-- YOUR TASK --
Search the data below for the word "handle" and copy each line that holds it.

-- DATA UNDER STUDY --

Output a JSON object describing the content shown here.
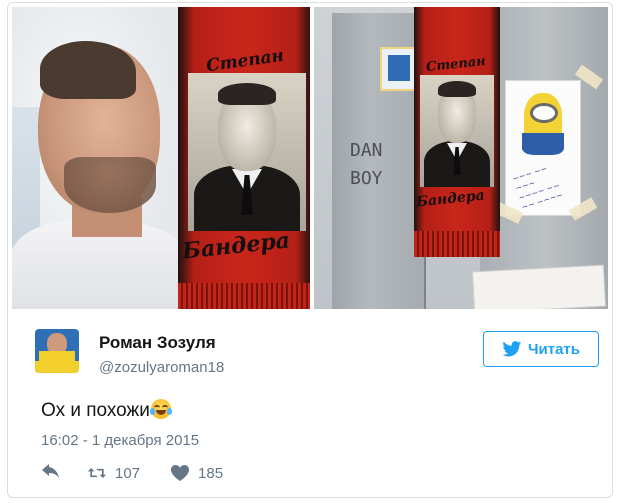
{
  "photos": {
    "left": {
      "scarf_text_top": "Степан",
      "scarf_text_bottom": "Бандера"
    },
    "right": {
      "scarf_text_top": "Степан",
      "scarf_text_bottom": "Бандера",
      "locker_doodle": "DAN\nBOY"
    }
  },
  "author": {
    "display_name": "Роман Зозуля",
    "handle": "@zozulyaroman18"
  },
  "follow_button": {
    "label": "Читать"
  },
  "tweet": {
    "text": "Ох и похожи",
    "emoji": "face-with-tears-of-joy",
    "timestamp": "16:02 - 1 декабря 2015"
  },
  "actions": {
    "reply_icon": "reply-icon",
    "retweet_count": "107",
    "like_count": "185"
  },
  "colors": {
    "accent": "#1da1f2",
    "text": "#14171a",
    "secondary_text": "#657786",
    "scarf_red": "#c9261a"
  }
}
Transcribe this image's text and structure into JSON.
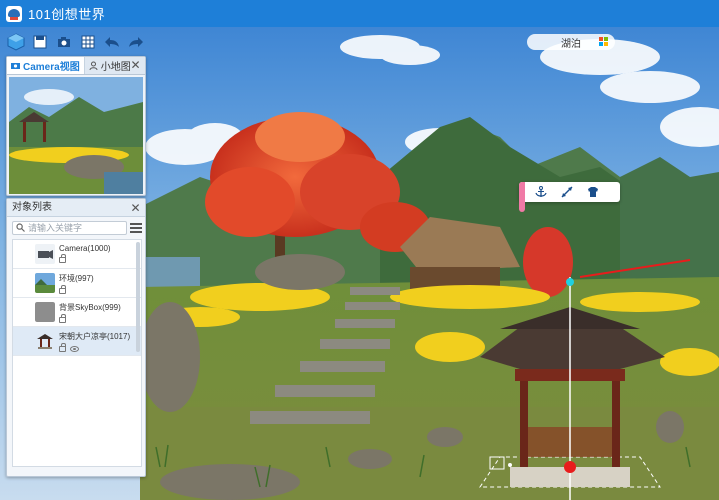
{
  "app": {
    "title": "101创想世界"
  },
  "toolbar": {
    "buttons": [
      {
        "name": "logo-cube",
        "icon": "cube-icon"
      },
      {
        "name": "save",
        "icon": "save-icon"
      },
      {
        "name": "screenshot",
        "icon": "camera-icon"
      },
      {
        "name": "grid",
        "icon": "grid-icon"
      },
      {
        "name": "undo",
        "icon": "undo-icon"
      },
      {
        "name": "redo",
        "icon": "redo-icon"
      }
    ]
  },
  "weather": {
    "label": "湖泊"
  },
  "camera_panel": {
    "tabs": [
      {
        "label": "Camera视图",
        "active": true
      },
      {
        "label": "小地图",
        "active": false
      }
    ]
  },
  "object_panel": {
    "title": "对象列表",
    "search_placeholder": "请输入关键字",
    "items": [
      {
        "name": "Camera(1000)",
        "thumb": "camera",
        "locked": true,
        "visible": false,
        "selected": false
      },
      {
        "name": "环境(997)",
        "thumb": "environment",
        "locked": true,
        "visible": false,
        "selected": false
      },
      {
        "name": "背景SkyBox(999)",
        "thumb": "skybox",
        "locked": true,
        "visible": false,
        "selected": false
      },
      {
        "name": "宋朝大户凉亭(1017)",
        "thumb": "pavilion",
        "locked": true,
        "visible": true,
        "selected": true
      }
    ]
  },
  "context_bar": {
    "buttons": [
      {
        "name": "anchor",
        "icon": "anchor-icon"
      },
      {
        "name": "scale",
        "icon": "arrows-icon"
      },
      {
        "name": "texture",
        "icon": "shirt-icon"
      }
    ]
  },
  "colors": {
    "titlebar": "#1e7fd8",
    "accent": "#1e7fd8",
    "highlight": "#f07aa6"
  }
}
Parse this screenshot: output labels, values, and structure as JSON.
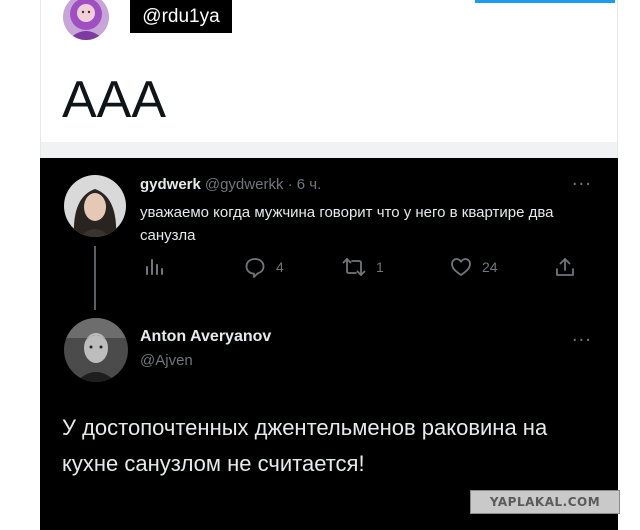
{
  "top_tweet": {
    "handle": "@rdu1ya",
    "text": "AAA"
  },
  "quoted_tweet": {
    "name": "gydwerk",
    "meta": "@gydwerkk · 6 ч.",
    "text": "уважаемо когда мужчина говорит что у него в квартире два санузла",
    "more_icon": "more-dots-icon",
    "actions": {
      "stats_icon": "analytics-icon",
      "reply_icon": "reply-icon",
      "reply_count": "4",
      "retweet_icon": "retweet-icon",
      "retweet_count": "1",
      "like_icon": "like-heart-icon",
      "like_count": "24",
      "share_icon": "share-icon"
    }
  },
  "reply_tweet": {
    "name": "Anton Averyanov",
    "handle": "@Ajven",
    "text": "У достопочтенных джентельменов раковина на кухне санузлом не считается!",
    "more_icon": "more-dots-icon"
  },
  "watermark": "YAPLAKAL.COM",
  "colors": {
    "dark_bg": "#000000",
    "text_primary": "#e7e9ea",
    "text_secondary": "#71767b",
    "accent": "#1d9bf0"
  }
}
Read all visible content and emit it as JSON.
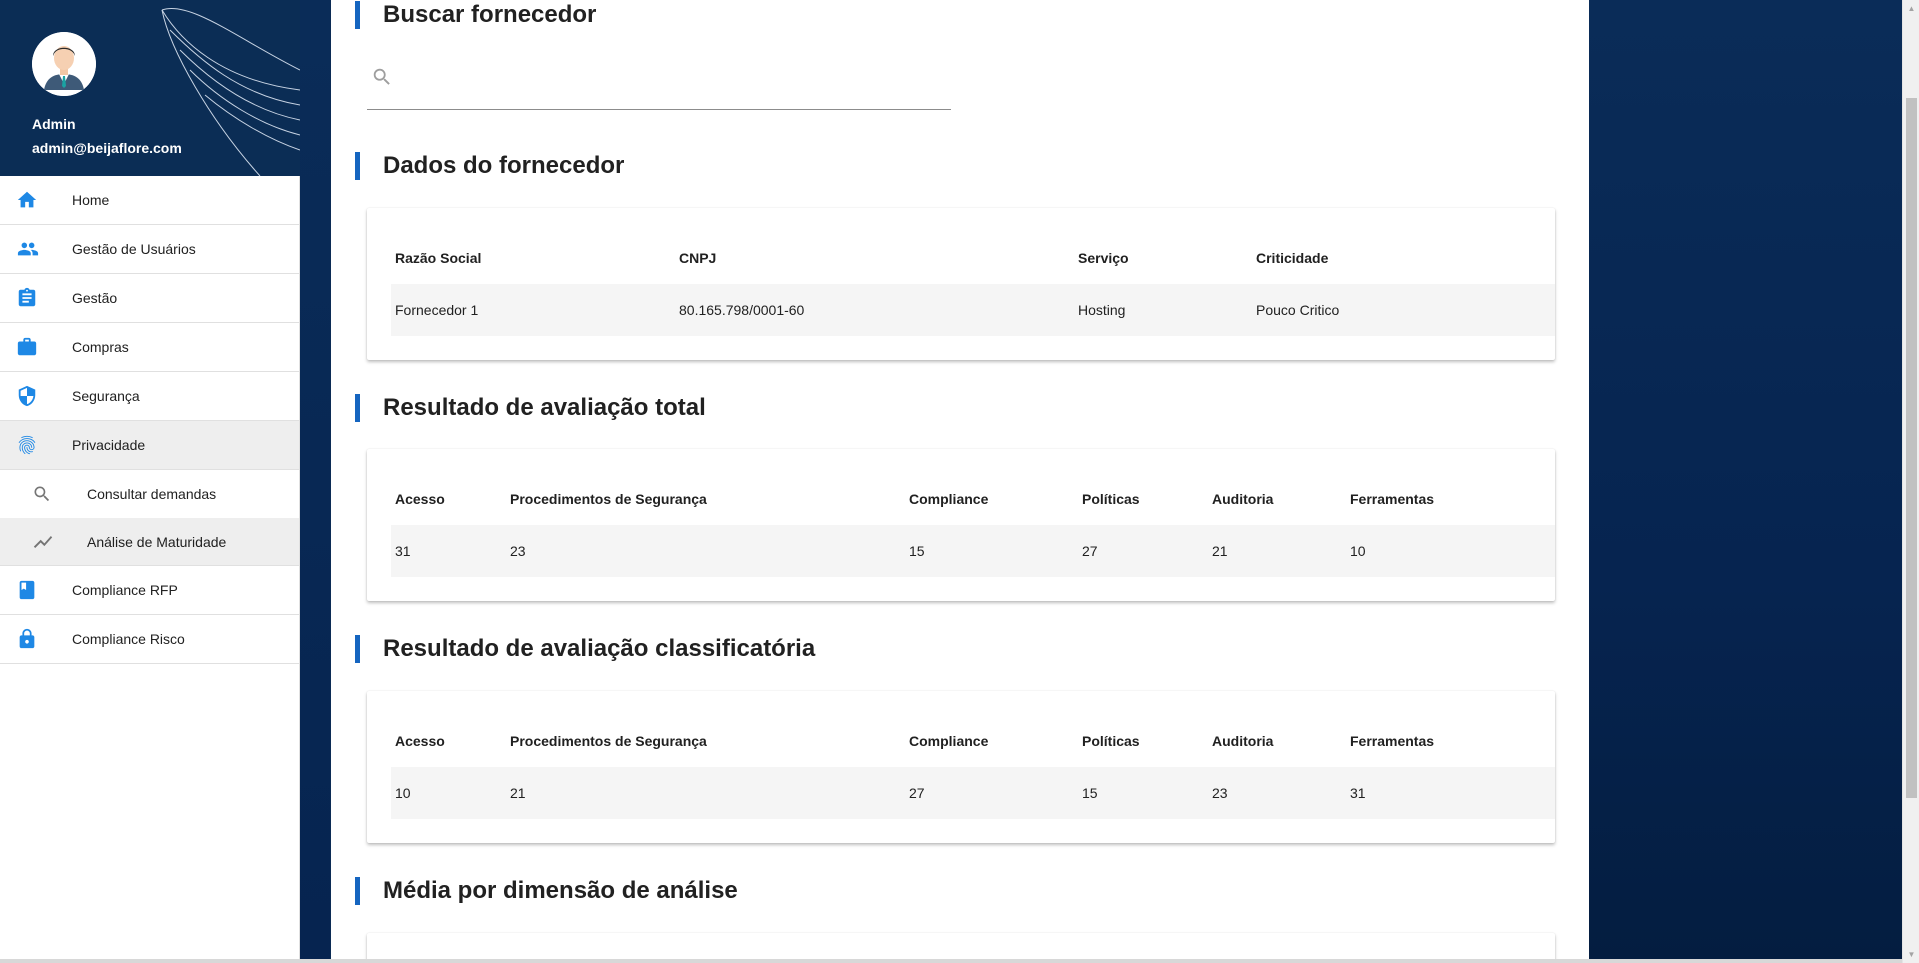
{
  "sidebar": {
    "user": {
      "name": "Admin",
      "email": "admin@beijaflore.com"
    },
    "items": [
      {
        "label": "Home",
        "icon": "home-icon"
      },
      {
        "label": "Gestão de Usuários",
        "icon": "users-icon"
      },
      {
        "label": "Gestão",
        "icon": "clipboard-icon"
      },
      {
        "label": "Compras",
        "icon": "briefcase-icon"
      },
      {
        "label": "Segurança",
        "icon": "shield-icon"
      },
      {
        "label": "Privacidade",
        "icon": "fingerprint-icon"
      }
    ],
    "subitems": [
      {
        "label": "Consultar demandas",
        "icon": "search-icon"
      },
      {
        "label": "Análise de Maturidade",
        "icon": "trending-icon"
      }
    ],
    "items_after": [
      {
        "label": "Compliance RFP",
        "icon": "book-icon"
      },
      {
        "label": "Compliance Risco",
        "icon": "lock-icon"
      }
    ],
    "accent": "#1e88e5"
  },
  "main": {
    "search": {
      "title": "Buscar fornecedor",
      "placeholder": ""
    },
    "supplier": {
      "title": "Dados do fornecedor",
      "headers": [
        "Razão Social",
        "CNPJ",
        "Serviço",
        "Criticidade"
      ],
      "row": [
        "Fornecedor 1",
        "80.165.798/0001-60",
        "Hosting",
        "Pouco Critico"
      ]
    },
    "total": {
      "title": "Resultado de avaliação total",
      "headers": [
        "Acesso",
        "Procedimentos de Segurança",
        "Compliance",
        "Políticas",
        "Auditoria",
        "Ferramentas"
      ],
      "row": [
        "31",
        "23",
        "15",
        "27",
        "21",
        "10"
      ]
    },
    "classificatoria": {
      "title": "Resultado de avaliação classificatória",
      "headers": [
        "Acesso",
        "Procedimentos de Segurança",
        "Compliance",
        "Políticas",
        "Auditoria",
        "Ferramentas"
      ],
      "row": [
        "10",
        "21",
        "27",
        "15",
        "23",
        "31"
      ]
    },
    "media": {
      "title": "Média por dimensão de análise"
    }
  },
  "colors": {
    "brand_dark": "#0b2d55",
    "title_bar": "#1565c0",
    "row_bg": "#f5f5f5"
  }
}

-- SOLUTION FOR THIS TASK --
    "handle": "@zozulyaroman18"
    "handle": "@rdu1ya",
    "handle": "@Ajven",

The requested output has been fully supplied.